Iranians believe that The smoke generated from burnt Wild Rue Seeds (Espand) would protect them against the "evil eye". This tradition has been passed down through generations from the days of Zoroastrianism and most parents do it for their children. Espand is originally a native Asian plant and grows in the Middle East and parts of South Asia, especially India and Pakistan. It may be interesting to know that the whole concept of the evil eye is something that many cultures believe it, and Espand is also used in Turkey for the same reason, but they do not burn it. They hang Espand seed capsules in their homes and in cars to protect them against evil eyes. Moroccans also use Espand as a protection from the Jinn.
Bastani sport known as Varzesh-e Pahlavani, was originally an academy of physical training and a nursery for warriors against foreign invaders similar in purpose to martial arts. Throughout the last 3000 years it acquired different components of moral, philosophical, and mystical values of the Iranian civilization. As a result, Varzesh-e-Pahlavani incorporated the richness of Sufism, rituals of Mithraism, and the heroism of Iranian nationalism. Many of these Pahlavans (sport heroes) were responsible for revolting against invaders throughout the history of Iran. Yet the word Pahlavan has been misused, either by the scholars, unqualified writers or by the masses who did not have access to accurate sources. Varzesh-e Pahlavani can be traced back to the Parthian Empire of Iran (132 BC - 226 AD). The word Pahlavan comes from Parthia. There are similarities between rituals of Mithraism and Varzesh-e Pahlavani. Mithraic temples are similar in structure to Zurkhanes, the place where the rituals of Varzesh-e Pahlavani are practiced. After the invasion of Western values into Iran in the early 1900's and the poorly designed policies, of the Pahlavi regime, Varzesh-e Pahlavani lost its popularity. Many heroes of Varzesh-e Pahlavani such as Pahlavan-e Bozorg and Haj Seyyed Hasan Razaz (~1853-1941), In famous poet Ferdowsi's epic work, the Shahnameh, the Book of Kings, mythical Pahlavans fight against the evil forces. Often, the result of a war was determined in a hand-to-hand combat, called Koshti (wrestling). The legendary Pahlavan of this era is Rostam who was always saving. During the Islamic period in what is now Iran (from 650 on), the school of Pahlavani was an academy of physical training. However, with introduction of Islam and Shi'sm some four hundred years later during the Safavid Dynasty, new dimensions were added to Varzesh-e Pahlavani: philosophy and spirituality of Islam. Sufism was the medium for the expression of these dimensions. Some of the most famous Pahlavans of all time appeared between 1800 and today: Pahlavan-e Bozorg Razaz, Pahlavan Boloorforoush, Pahlavan Toosi and Jahan Pahlavan Takhti. The peak of Varzesh-e Pahlavani was during the reign of Naser-e-din Shah (1848-1896).At that time, many Zurkanes were built throughout the country. An official Pahlavan was determined each year (on the first day of the Iranian new year) in a competition conducted in front of the Shah.
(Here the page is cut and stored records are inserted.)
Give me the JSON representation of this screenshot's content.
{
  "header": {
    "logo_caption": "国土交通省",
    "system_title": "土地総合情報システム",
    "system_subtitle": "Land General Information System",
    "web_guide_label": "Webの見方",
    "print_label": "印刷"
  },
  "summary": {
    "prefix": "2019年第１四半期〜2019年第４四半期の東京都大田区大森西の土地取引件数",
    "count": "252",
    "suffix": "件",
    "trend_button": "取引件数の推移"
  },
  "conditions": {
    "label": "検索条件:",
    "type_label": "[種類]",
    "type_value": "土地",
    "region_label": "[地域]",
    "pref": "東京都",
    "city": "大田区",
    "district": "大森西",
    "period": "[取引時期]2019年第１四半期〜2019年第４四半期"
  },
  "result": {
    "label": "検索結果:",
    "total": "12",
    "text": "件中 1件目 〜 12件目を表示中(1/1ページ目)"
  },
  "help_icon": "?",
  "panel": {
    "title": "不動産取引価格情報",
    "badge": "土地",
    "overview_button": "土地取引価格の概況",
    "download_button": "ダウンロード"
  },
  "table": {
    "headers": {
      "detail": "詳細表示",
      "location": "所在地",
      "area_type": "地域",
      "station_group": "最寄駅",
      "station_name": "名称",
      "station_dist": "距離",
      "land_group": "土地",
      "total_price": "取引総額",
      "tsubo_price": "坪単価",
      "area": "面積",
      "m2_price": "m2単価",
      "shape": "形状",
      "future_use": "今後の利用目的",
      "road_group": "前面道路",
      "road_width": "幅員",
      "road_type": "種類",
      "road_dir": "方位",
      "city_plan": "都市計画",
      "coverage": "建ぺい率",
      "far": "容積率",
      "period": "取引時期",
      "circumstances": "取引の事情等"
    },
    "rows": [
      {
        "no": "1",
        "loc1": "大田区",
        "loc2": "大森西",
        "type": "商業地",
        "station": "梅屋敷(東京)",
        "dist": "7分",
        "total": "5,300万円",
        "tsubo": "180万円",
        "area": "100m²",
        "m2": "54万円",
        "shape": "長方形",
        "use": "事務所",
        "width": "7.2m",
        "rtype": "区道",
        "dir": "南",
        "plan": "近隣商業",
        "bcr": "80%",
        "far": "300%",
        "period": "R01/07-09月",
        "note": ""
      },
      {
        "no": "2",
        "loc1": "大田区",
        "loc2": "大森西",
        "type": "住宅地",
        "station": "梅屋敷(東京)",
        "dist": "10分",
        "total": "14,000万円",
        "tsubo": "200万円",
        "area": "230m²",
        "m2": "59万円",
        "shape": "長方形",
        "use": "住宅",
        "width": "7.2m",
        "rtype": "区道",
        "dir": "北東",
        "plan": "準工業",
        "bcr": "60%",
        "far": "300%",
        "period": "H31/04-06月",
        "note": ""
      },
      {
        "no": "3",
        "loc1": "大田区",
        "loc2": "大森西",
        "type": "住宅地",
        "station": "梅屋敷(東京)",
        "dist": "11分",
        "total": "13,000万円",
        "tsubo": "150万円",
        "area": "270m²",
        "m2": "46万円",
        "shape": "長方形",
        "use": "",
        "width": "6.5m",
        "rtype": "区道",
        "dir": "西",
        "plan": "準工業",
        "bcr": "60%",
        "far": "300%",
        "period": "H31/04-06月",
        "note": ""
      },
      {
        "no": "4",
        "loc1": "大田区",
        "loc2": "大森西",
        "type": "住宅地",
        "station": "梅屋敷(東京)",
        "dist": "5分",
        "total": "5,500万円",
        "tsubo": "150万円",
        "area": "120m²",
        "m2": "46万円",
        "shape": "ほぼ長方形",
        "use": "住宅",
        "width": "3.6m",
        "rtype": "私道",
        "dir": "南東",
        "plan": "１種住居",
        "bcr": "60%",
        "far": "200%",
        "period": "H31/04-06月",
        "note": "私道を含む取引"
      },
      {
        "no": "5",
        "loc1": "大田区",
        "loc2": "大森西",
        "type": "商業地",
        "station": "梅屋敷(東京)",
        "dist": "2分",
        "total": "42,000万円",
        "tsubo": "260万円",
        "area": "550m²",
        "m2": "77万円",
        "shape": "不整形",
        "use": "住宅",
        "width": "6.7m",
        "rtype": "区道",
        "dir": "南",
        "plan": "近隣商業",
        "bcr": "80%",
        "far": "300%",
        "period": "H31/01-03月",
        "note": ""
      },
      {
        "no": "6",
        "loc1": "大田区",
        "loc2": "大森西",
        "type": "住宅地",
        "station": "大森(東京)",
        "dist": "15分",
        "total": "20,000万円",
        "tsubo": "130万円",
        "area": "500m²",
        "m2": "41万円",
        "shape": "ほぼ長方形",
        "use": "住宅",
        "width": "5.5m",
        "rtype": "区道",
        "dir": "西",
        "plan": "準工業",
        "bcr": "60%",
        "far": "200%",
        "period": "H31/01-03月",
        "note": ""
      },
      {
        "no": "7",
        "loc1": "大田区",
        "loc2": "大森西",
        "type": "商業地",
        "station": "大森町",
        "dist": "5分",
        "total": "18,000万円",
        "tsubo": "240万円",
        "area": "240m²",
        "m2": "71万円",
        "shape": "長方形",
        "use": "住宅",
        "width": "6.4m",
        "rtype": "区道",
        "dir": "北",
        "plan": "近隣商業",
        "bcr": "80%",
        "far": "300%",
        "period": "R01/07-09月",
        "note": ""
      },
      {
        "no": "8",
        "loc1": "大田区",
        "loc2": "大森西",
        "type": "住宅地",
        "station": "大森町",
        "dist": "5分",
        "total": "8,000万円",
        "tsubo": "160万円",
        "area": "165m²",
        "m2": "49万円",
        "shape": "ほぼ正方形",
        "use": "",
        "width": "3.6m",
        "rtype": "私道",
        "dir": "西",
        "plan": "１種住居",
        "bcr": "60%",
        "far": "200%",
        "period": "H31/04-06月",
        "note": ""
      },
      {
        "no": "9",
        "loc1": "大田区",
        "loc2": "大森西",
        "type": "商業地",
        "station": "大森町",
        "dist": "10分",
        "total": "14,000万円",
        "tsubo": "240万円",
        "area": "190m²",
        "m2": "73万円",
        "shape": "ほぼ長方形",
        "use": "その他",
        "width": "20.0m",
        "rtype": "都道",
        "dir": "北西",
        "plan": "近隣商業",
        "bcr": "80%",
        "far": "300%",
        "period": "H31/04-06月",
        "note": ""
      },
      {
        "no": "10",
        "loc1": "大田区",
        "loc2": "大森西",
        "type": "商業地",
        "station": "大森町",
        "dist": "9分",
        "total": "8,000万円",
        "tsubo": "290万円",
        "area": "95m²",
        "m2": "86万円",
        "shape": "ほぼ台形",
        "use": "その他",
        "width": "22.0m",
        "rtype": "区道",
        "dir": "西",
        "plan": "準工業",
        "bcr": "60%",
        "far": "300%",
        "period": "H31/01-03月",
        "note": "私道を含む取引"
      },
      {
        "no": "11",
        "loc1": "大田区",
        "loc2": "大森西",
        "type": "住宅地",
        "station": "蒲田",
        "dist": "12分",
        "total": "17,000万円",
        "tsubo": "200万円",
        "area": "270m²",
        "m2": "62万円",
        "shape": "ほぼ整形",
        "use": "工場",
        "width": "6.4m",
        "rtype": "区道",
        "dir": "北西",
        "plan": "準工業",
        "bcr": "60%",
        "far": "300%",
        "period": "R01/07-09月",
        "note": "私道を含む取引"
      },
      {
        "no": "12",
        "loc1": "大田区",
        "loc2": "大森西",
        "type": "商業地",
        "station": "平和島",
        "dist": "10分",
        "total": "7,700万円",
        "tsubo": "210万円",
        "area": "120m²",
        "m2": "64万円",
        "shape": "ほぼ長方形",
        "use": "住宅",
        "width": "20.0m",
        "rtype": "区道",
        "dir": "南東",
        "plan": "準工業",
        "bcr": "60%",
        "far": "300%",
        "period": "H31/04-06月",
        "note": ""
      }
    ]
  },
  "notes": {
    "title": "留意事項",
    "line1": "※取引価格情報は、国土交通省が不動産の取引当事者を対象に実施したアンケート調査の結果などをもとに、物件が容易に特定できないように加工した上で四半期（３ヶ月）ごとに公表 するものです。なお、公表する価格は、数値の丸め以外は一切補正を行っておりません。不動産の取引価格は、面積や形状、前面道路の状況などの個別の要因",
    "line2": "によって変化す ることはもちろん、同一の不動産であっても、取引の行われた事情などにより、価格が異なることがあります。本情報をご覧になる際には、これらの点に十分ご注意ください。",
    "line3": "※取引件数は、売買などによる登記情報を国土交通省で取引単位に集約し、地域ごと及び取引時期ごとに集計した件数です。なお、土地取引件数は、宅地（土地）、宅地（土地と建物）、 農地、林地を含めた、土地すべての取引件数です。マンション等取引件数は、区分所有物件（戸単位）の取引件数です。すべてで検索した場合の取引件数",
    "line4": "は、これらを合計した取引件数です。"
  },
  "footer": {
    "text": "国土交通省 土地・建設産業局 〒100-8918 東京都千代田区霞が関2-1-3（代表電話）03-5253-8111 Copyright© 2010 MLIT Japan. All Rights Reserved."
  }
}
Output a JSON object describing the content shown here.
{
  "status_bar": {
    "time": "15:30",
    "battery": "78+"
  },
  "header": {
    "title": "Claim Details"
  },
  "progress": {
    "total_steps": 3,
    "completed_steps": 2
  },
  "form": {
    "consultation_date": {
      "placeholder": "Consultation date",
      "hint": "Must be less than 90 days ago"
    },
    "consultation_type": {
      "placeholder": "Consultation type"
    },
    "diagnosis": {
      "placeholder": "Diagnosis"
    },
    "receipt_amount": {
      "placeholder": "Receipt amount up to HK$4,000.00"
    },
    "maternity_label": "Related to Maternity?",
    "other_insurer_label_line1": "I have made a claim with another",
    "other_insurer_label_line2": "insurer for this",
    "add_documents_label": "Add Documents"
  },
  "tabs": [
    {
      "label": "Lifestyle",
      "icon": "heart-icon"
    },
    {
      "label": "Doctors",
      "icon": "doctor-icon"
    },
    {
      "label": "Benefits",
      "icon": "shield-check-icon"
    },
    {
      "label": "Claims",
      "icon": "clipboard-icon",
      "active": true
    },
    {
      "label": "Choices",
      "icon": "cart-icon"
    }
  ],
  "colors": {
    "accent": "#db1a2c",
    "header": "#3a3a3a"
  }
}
Burying them in an official group such as the office may surprise foreigners a lot. But in Iranian cultural traditions the place is to refrain from drinking a delicious pastry, especially with tea. Usually when something good happens like marriage, having a baby, buying a house, etc., they are asked to help them, no matter how hard they try, they may eventually have to buy sweets.
Finger Snapping is one of the Iranian cultural traditions that usually happens at celebrations, weddings or any other happy occasions. Finger Snapping has many different types, and it is a skill that takes a lot of effort since childhood. These different types of snapping produce a variety of sounds, which are generally referred to as "Beshkan". The simplest way to do this is to building tension between the thumb and other finger of the same hand and then moving the other finger forcefully downward to hit the palm which produces a clapping-like sound.
Children all over the world call their parents Mom and Dad. But in Iran, it is also a strange thing to have the opposite happen. In families, we often hear that a lot of parents call their children: "Mom, come here!" or "Daddy, listen to me!" And this case of Iranian cultural traditions can surprise others. The point here is the same for aunt, uncle.
Don't mention it!